Indie Game: The Movie and Indies on PSN

For third place I guess I feel like it is a tie for me, between Indie Game: The Movie’s ambassador work to the general public, and Sony’s recent pursuit and embrace of independent and/or artistic games specifically and intentionally for funding and inclusion in PSN. And/or Polygon and Venus Patrol opening their doors, really. Lots of little things that all add up to a kind of broadening perspective and maturation of our art and our craft I think.
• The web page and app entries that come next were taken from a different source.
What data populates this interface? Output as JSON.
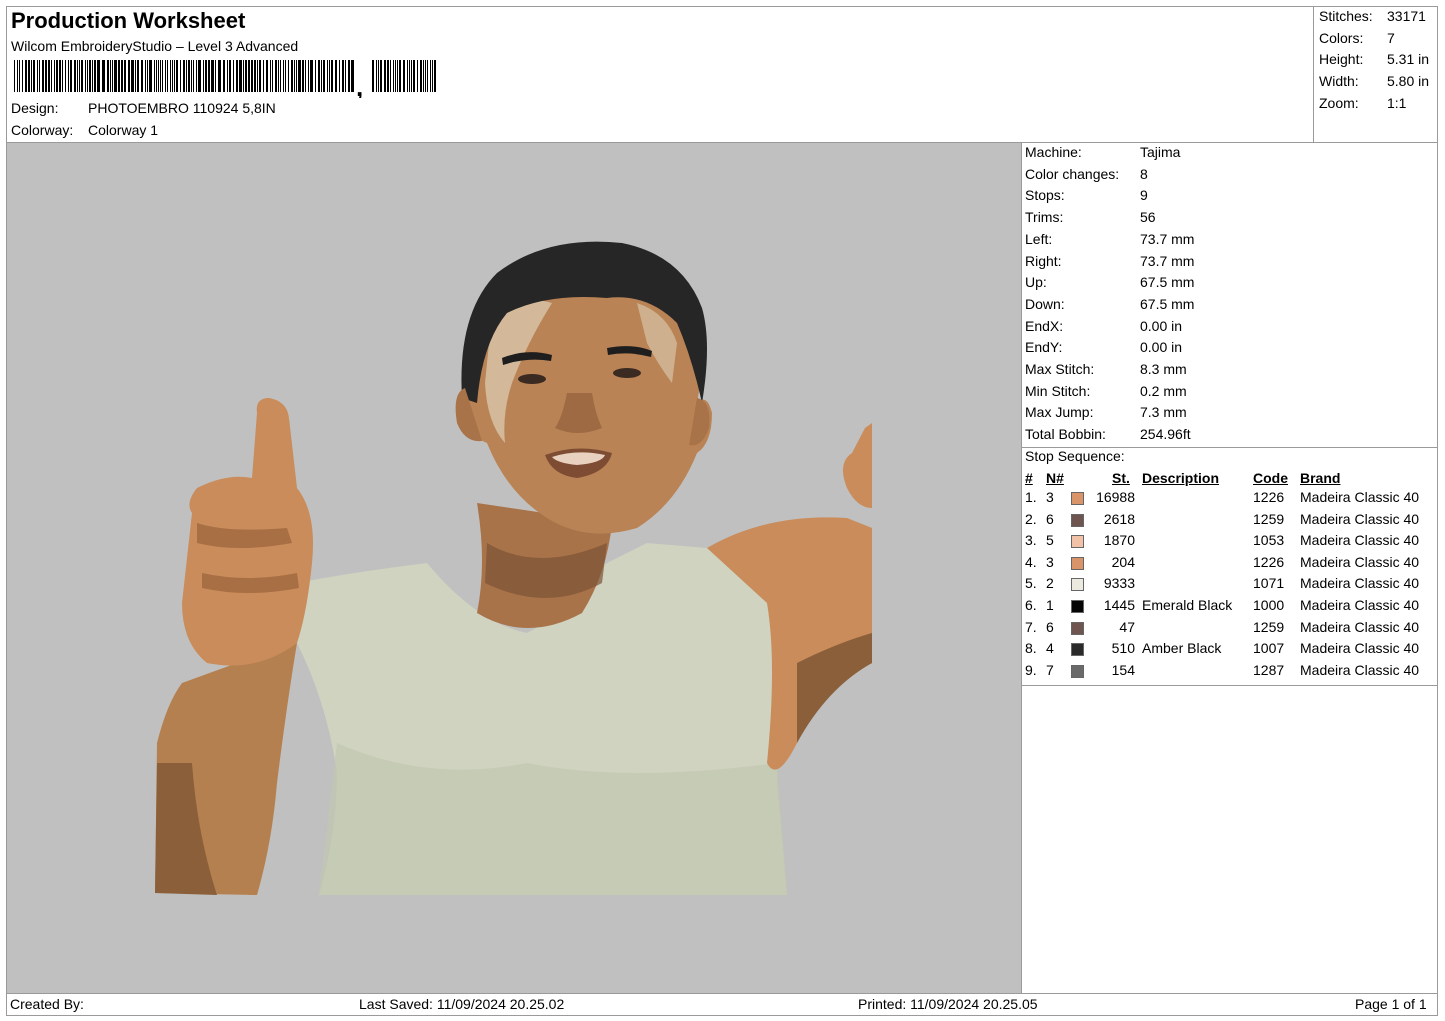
{
  "header": {
    "title": "Production Worksheet",
    "subtitle": "Wilcom EmbroideryStudio – Level 3 Advanced",
    "design_label": "Design:",
    "design_value": "PHOTOEMBRO 110924 5,8IN",
    "colorway_label": "Colorway:",
    "colorway_value": "Colorway 1"
  },
  "stats": [
    {
      "label": "Stitches:",
      "value": "33171"
    },
    {
      "label": "Colors:",
      "value": "7"
    },
    {
      "label": "Height:",
      "value": "5.31 in"
    },
    {
      "label": "Width:",
      "value": "5.80 in"
    },
    {
      "label": "Zoom:",
      "value": "1:1"
    }
  ],
  "machine": [
    {
      "label": "Machine:",
      "value": "Tajima"
    },
    {
      "label": "Color changes:",
      "value": "8"
    },
    {
      "label": "Stops:",
      "value": "9"
    },
    {
      "label": "Trims:",
      "value": "56"
    },
    {
      "label": "Left:",
      "value": "73.7 mm"
    },
    {
      "label": "Right:",
      "value": "73.7 mm"
    },
    {
      "label": "Up:",
      "value": "67.5 mm"
    },
    {
      "label": "Down:",
      "value": "67.5 mm"
    },
    {
      "label": "EndX:",
      "value": "0.00 in"
    },
    {
      "label": "EndY:",
      "value": "0.00 in"
    },
    {
      "label": "Max Stitch:",
      "value": "8.3 mm"
    },
    {
      "label": "Min Stitch:",
      "value": "0.2 mm"
    },
    {
      "label": "Max Jump:",
      "value": "7.3 mm"
    },
    {
      "label": "Total Bobbin:",
      "value": "254.96ft"
    }
  ],
  "stop_sequence": {
    "title": "Stop Sequence:",
    "headers": {
      "num": "#",
      "n": "N#",
      "st": "St.",
      "desc": "Description",
      "code": "Code",
      "brand": "Brand"
    },
    "rows": [
      {
        "num": "1.",
        "n": "3",
        "color": "#d9946a",
        "st": "16988",
        "desc": "",
        "code": "1226",
        "brand": "Madeira Classic 40"
      },
      {
        "num": "2.",
        "n": "6",
        "color": "#6e5550",
        "st": "2618",
        "desc": "",
        "code": "1259",
        "brand": "Madeira Classic 40"
      },
      {
        "num": "3.",
        "n": "5",
        "color": "#f2c2a8",
        "st": "1870",
        "desc": "",
        "code": "1053",
        "brand": "Madeira Classic 40"
      },
      {
        "num": "4.",
        "n": "3",
        "color": "#d9946a",
        "st": "204",
        "desc": "",
        "code": "1226",
        "brand": "Madeira Classic 40"
      },
      {
        "num": "5.",
        "n": "2",
        "color": "#ece9de",
        "st": "9333",
        "desc": "",
        "code": "1071",
        "brand": "Madeira Classic 40"
      },
      {
        "num": "6.",
        "n": "1",
        "color": "#050505",
        "st": "1445",
        "desc": "Emerald Black",
        "code": "1000",
        "brand": "Madeira Classic 40"
      },
      {
        "num": "7.",
        "n": "6",
        "color": "#6e5550",
        "st": "47",
        "desc": "",
        "code": "1259",
        "brand": "Madeira Classic 40"
      },
      {
        "num": "8.",
        "n": "4",
        "color": "#2a2a2a",
        "st": "510",
        "desc": "Amber Black",
        "code": "1007",
        "brand": "Madeira Classic 40"
      },
      {
        "num": "9.",
        "n": "7",
        "color": "#6a6a6a",
        "st": "154",
        "desc": "",
        "code": "1287",
        "brand": "Madeira Classic 40"
      }
    ]
  },
  "footer": {
    "created_by": "Created By:",
    "last_saved": "Last Saved: 11/09/2024 20.25.02",
    "printed": "Printed: 11/09/2024 20.25.05",
    "page": "Page 1 of 1"
  },
  "colors": {
    "canvas_bg": "#c0c0c0",
    "skin": "#c98c5a",
    "skin_dark": "#8a5a38",
    "tank_top": "#d9dccb",
    "hair": "#1e1e1e"
  }
}
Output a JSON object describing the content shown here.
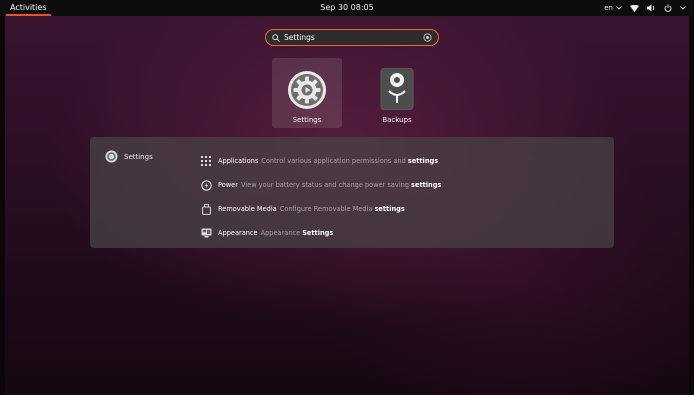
{
  "topbar": {
    "activities": "Activities",
    "clock": "Sep 30  08:05",
    "keyboard_layout": "en",
    "tray_icons": [
      "chevron-down-icon",
      "wifi-icon",
      "volume-icon",
      "power-icon",
      "chevron-down-icon"
    ]
  },
  "search": {
    "value": "Settings",
    "icon": "search-icon",
    "clear_icon": "clear-icon",
    "accent_color": "#e9683a"
  },
  "apps": [
    {
      "label": "Settings",
      "icon": "settings-gear-icon"
    },
    {
      "label": "Backups",
      "icon": "backups-icon"
    }
  ],
  "results": {
    "provider": {
      "label": "Settings",
      "icon": "settings-icon"
    },
    "rows": [
      {
        "name": "Applications",
        "desc": "Control various application permissions and",
        "highlight": "settings",
        "icon": "grid-icon"
      },
      {
        "name": "Power",
        "desc": "View your battery status and change power saving",
        "highlight": "settings",
        "icon": "power-icon"
      },
      {
        "name": "Removable Media",
        "desc": "Configure Removable Media",
        "highlight": "settings",
        "icon": "removable-media-icon"
      },
      {
        "name": "Appearance",
        "desc": "Appearance",
        "highlight": "Settings",
        "icon": "appearance-icon"
      }
    ]
  }
}
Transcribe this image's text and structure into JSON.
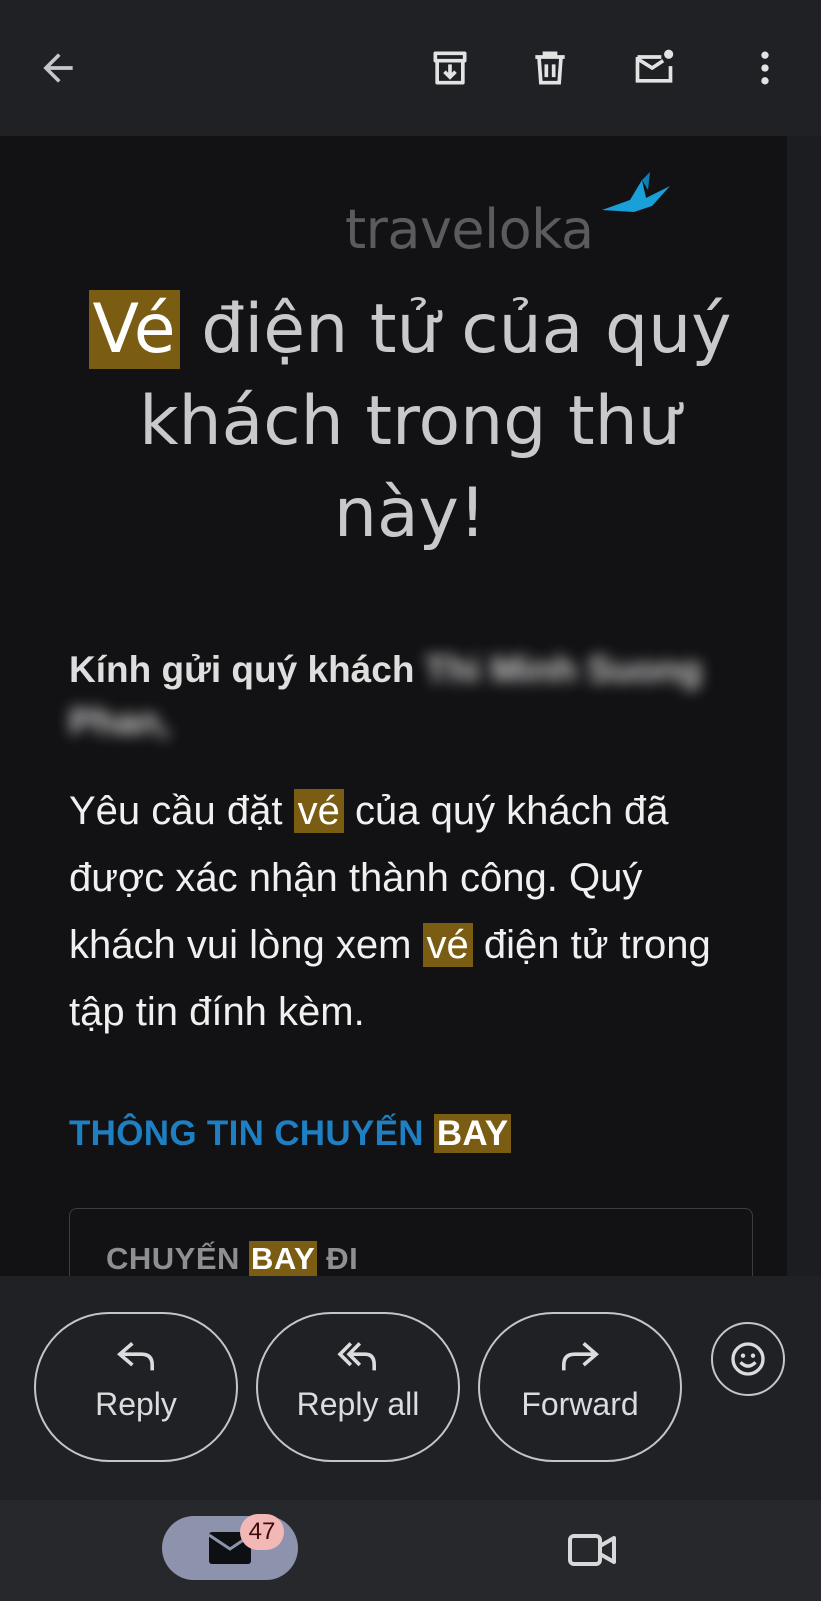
{
  "toolbar": {
    "back_icon": "arrow-left-icon",
    "archive_icon": "archive-icon",
    "delete_icon": "trash-icon",
    "mark_unread_icon": "mail-unread-icon",
    "more_icon": "more-vert-icon"
  },
  "email": {
    "logo_text": "traveloka",
    "headline": {
      "highlight": "Vé",
      "rest": " điện tử của quý khách trong thư này!"
    },
    "greeting_prefix": "Kính gửi quý khách ",
    "recipient_name": "Thi Minh Suong Phan,",
    "message": {
      "part1": "Yêu cầu đặt ",
      "hl1": "vé",
      "part2": " của quý khách đã được xác nhận thành công. Quý khách vui lòng xem ",
      "hl2": "vé",
      "part3": " điện tử trong tập tin đính kèm."
    },
    "section_title": {
      "prefix": "THÔNG TIN CHUYẾN ",
      "highlight": "BAY"
    },
    "card_title": {
      "prefix": "CHUYẾN ",
      "highlight": "BAY",
      "suffix": " ĐI"
    },
    "highlight_color": "#7a5c12",
    "accent_color": "#1e7fc3"
  },
  "actions": {
    "reply": "Reply",
    "reply_all": "Reply all",
    "forward": "Forward",
    "emoji_icon": "smiley-icon"
  },
  "bottom_nav": {
    "mail_badge": "47",
    "mail_icon": "mail-icon",
    "meet_icon": "video-camera-icon"
  }
}
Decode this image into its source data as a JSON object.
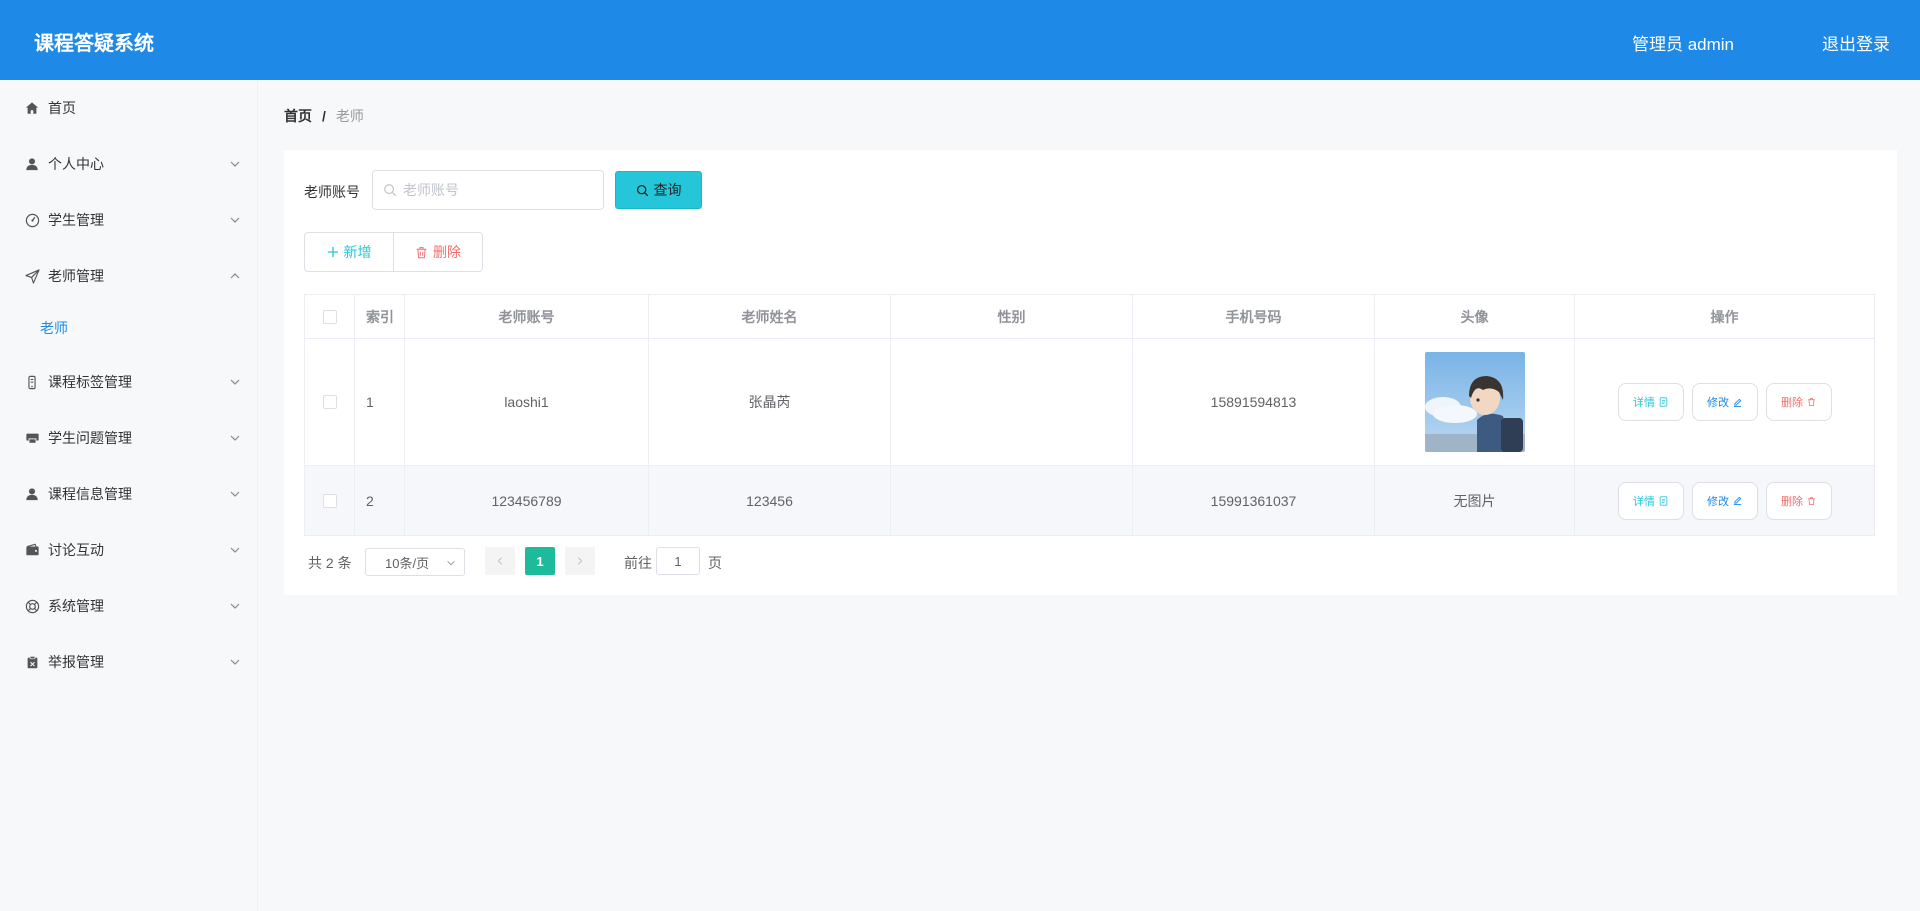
{
  "header": {
    "title": "课程答疑系统",
    "user": "管理员 admin",
    "logout": "退出登录"
  },
  "sidebar": {
    "items": [
      {
        "label": "首页",
        "icon": "home-icon"
      },
      {
        "label": "个人中心",
        "icon": "user-icon"
      },
      {
        "label": "学生管理",
        "icon": "gauge-icon"
      },
      {
        "label": "老师管理",
        "icon": "send-icon"
      },
      {
        "label": "课程标签管理",
        "icon": "phone-icon"
      },
      {
        "label": "学生问题管理",
        "icon": "printer-icon"
      },
      {
        "label": "课程信息管理",
        "icon": "user-icon"
      },
      {
        "label": "讨论互动",
        "icon": "wallet-icon"
      },
      {
        "label": "系统管理",
        "icon": "help-icon"
      },
      {
        "label": "举报管理",
        "icon": "clipboard-icon"
      }
    ],
    "subitem": "老师"
  },
  "breadcrumb": {
    "home": "首页",
    "separator": "/",
    "current": "老师"
  },
  "search": {
    "label": "老师账号",
    "placeholder": "老师账号",
    "button": "查询"
  },
  "actions": {
    "add": "新增",
    "delete": "删除"
  },
  "table": {
    "columns": [
      "索引",
      "老师账号",
      "老师姓名",
      "性别",
      "手机号码",
      "头像",
      "操作"
    ],
    "rows": [
      {
        "index": "1",
        "account": "laoshi1",
        "name": "张晶芮",
        "gender": "",
        "phone": "15891594813",
        "avatar": ""
      },
      {
        "index": "2",
        "account": "123456789",
        "name": "123456",
        "gender": "",
        "phone": "15991361037",
        "avatar": "无图片"
      }
    ],
    "ops": {
      "detail": "详情",
      "edit": "修改",
      "delete": "删除"
    }
  },
  "pagination": {
    "total": "共 2 条",
    "page_size": "10条/页",
    "current_page": "1",
    "goto_label": "前往",
    "goto_value": "1",
    "page_suffix": "页"
  },
  "colors": {
    "header": "#1e89e6",
    "accent": "#26c6da",
    "danger": "#f56c6c",
    "active_page": "#1dbb9b"
  }
}
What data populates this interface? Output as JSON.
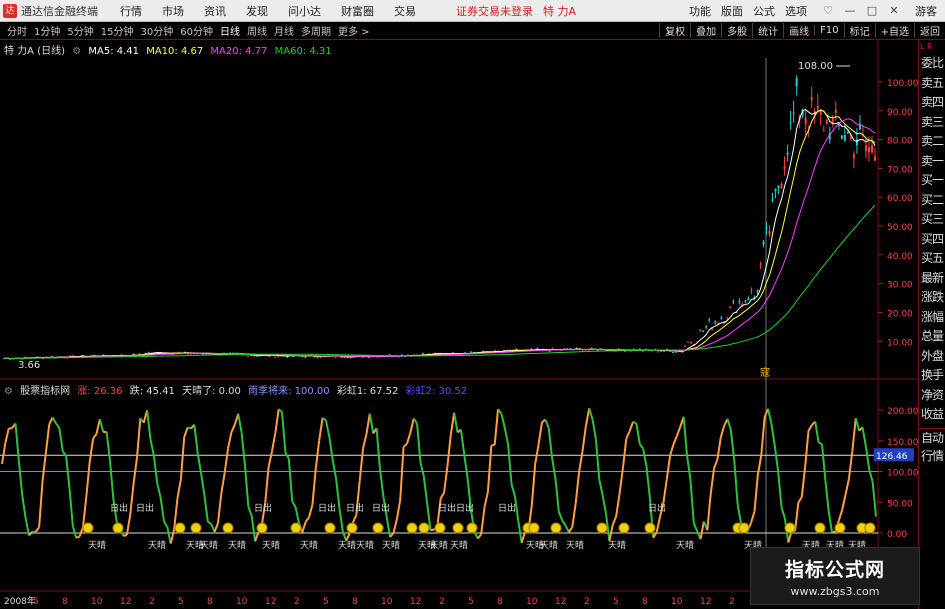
{
  "app": {
    "title": "通达信金融终端",
    "logo_char": "达"
  },
  "menu": [
    "行情",
    "市场",
    "资讯",
    "发现",
    "问小达",
    "财富圈",
    "交易"
  ],
  "notice": "证券交易未登录",
  "stock_name": "特 力A",
  "right_menu": [
    "功能",
    "版面",
    "公式",
    "选项"
  ],
  "window_controls": [
    "♡",
    "—",
    "□",
    "✕"
  ],
  "guest": "游客",
  "periods": [
    "分时",
    "1分钟",
    "5分钟",
    "15分钟",
    "30分钟",
    "60分钟",
    "日线",
    "周线",
    "月线",
    "多周期",
    "更多 >"
  ],
  "active_period": "日线",
  "tools": [
    "复权",
    "叠加",
    "多股",
    "统计",
    "画线",
    "F10",
    "标记",
    "+自选",
    "返回"
  ],
  "main_info": {
    "name": "特 力A (日线)",
    "ma5": "MA5: 4.41",
    "ma10": "MA10: 4.67",
    "ma20": "MA20: 4.77",
    "ma60": "MA60: 4.31"
  },
  "sub_info": {
    "name": "股票指标网",
    "a": "涨: 26.36",
    "b": "跌: 45.41",
    "c": "天晴了: 0.00",
    "d": "雨季将来: 100.00",
    "e": "彩虹1: 67.52",
    "f": "彩虹2: 30.52"
  },
  "side_items": [
    "委比",
    "卖五",
    "卖四",
    "卖三",
    "卖二",
    "卖一",
    "买一",
    "买二",
    "买三",
    "买四",
    "买五",
    "最新",
    "涨跌",
    "涨幅",
    "总量",
    "外盘",
    "换手",
    "净资",
    "收益",
    "自动",
    "行情"
  ],
  "lr": "L R",
  "main_axis": [
    "100.00",
    "90.00",
    "80.00",
    "70.00",
    "60.00",
    "50.00",
    "40.00",
    "30.00",
    "20.00",
    "10.00"
  ],
  "sub_axis": [
    "200.00",
    "150.00",
    "100.00",
    "50.00",
    "0.00"
  ],
  "sub_current": "126.46",
  "price_high": "108.00",
  "price_low": "3.66",
  "marker_char": "寇",
  "time_axis": [
    "2008年",
    "5",
    "8",
    "10",
    "12",
    "2",
    "5",
    "8",
    "10",
    "12",
    "2",
    "5",
    "8",
    "10",
    "12",
    "2",
    "5",
    "8",
    "10",
    "12",
    "2",
    "5",
    "8",
    "10",
    "12",
    "2",
    "5",
    "8",
    "10",
    "12"
  ],
  "labels": {
    "out": "日出",
    "sky": "天晴"
  },
  "watermark": {
    "title": "指标公式网",
    "url": "www.zbgs3.com"
  },
  "colors": {
    "up": "#ff4040",
    "down": "#20d0d0",
    "ma5": "#ffffff",
    "ma10": "#ffff40",
    "ma20": "#ff40ff",
    "ma60": "#20d020",
    "osc_up": "#ffa040",
    "osc_down": "#30c040",
    "sun": "#f0d000"
  }
}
Dan Fiden is a General Partner at Signia Venture Partners, a venture fund founded by Playdom and Funzio founding investor Rick Thompson. Dan served as interim CEO of Wild Needle (sold to Zynga) and Playchemy (sold to Iddiction) and is a board director at Kihon Games, Idle Games, and Super Evil Megacorp. Previously Dan was general manager of the San Francisco studio of Playfish, a social game developer that was acquired by Electronic Arts. Prior to joining Playfish, Dan was Director of Game Development at Electronic Arts’ Pogo division. He also served as Creative Director at Emmy-nominated trans-media startup Spiderdance and at WMS Gaming, a leading developer and manufacturer of casino gaming devices. He began his career in the game business at Jellyvision, serving as Creative Director on the You Don’t Know Jack series of games.  This article originally appeared on Dan’s tumblr blog Dan’s Stuff.